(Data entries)
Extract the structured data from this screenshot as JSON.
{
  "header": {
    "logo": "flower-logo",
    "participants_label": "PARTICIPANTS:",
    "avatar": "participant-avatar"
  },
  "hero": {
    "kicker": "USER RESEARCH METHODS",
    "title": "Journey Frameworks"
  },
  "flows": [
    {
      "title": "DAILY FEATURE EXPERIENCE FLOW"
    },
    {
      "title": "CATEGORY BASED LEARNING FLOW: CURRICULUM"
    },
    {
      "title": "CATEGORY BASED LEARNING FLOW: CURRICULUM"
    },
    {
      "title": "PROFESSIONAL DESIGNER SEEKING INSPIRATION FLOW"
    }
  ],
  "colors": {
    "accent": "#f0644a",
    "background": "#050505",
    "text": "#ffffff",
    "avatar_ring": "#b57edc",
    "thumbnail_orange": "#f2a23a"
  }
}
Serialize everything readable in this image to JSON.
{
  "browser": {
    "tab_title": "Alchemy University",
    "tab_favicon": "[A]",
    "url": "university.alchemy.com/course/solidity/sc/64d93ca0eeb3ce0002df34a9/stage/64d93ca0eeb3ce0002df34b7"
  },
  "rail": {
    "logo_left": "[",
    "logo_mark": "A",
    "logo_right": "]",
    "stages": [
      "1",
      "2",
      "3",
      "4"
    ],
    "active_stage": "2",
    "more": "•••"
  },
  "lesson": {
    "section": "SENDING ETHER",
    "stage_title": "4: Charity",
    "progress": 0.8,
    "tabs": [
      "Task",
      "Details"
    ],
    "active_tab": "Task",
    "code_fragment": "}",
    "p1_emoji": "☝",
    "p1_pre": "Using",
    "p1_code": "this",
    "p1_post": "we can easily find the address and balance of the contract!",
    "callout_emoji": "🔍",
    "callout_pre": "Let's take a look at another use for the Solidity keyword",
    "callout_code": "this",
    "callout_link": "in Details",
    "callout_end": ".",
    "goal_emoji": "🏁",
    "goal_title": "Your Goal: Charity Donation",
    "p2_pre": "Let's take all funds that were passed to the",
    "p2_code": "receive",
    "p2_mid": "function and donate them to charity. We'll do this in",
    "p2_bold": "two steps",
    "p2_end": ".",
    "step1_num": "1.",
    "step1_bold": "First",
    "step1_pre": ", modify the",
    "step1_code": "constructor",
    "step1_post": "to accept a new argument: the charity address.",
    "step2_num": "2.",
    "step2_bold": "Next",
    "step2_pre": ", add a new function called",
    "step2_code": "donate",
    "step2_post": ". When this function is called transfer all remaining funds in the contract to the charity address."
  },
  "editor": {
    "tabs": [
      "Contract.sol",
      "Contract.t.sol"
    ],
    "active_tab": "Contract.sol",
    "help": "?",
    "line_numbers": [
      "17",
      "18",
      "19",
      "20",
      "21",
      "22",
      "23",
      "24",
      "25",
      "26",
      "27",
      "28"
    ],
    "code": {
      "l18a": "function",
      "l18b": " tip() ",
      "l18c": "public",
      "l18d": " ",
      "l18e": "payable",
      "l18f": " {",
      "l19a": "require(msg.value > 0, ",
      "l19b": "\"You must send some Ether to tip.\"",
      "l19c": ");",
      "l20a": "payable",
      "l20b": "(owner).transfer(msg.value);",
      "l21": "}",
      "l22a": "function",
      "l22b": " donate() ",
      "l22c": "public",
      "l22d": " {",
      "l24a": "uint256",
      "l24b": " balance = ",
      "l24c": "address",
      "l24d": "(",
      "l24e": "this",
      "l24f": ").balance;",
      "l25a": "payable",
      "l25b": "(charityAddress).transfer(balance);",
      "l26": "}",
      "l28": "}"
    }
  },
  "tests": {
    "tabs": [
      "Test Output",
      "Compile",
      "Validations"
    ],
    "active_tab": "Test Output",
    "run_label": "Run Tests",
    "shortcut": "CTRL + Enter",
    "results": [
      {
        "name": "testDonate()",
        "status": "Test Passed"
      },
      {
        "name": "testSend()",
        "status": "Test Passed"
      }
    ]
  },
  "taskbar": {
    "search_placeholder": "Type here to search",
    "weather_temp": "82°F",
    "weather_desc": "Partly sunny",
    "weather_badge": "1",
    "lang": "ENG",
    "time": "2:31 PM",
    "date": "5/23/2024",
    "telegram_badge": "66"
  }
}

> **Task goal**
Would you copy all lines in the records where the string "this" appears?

> **Worked solution**
Extract the structured data from this screenshot as JSON.
Serialize everything readable in this image to JSON.
    "p1_code": "this",
    "callout_code": "this",
    "p2_mid": "function and donate them to charity. We'll do this in",
    "step2_post": ". When this function is called transfer all remaining funds in the contract to the charity address."
      "l24e": "this",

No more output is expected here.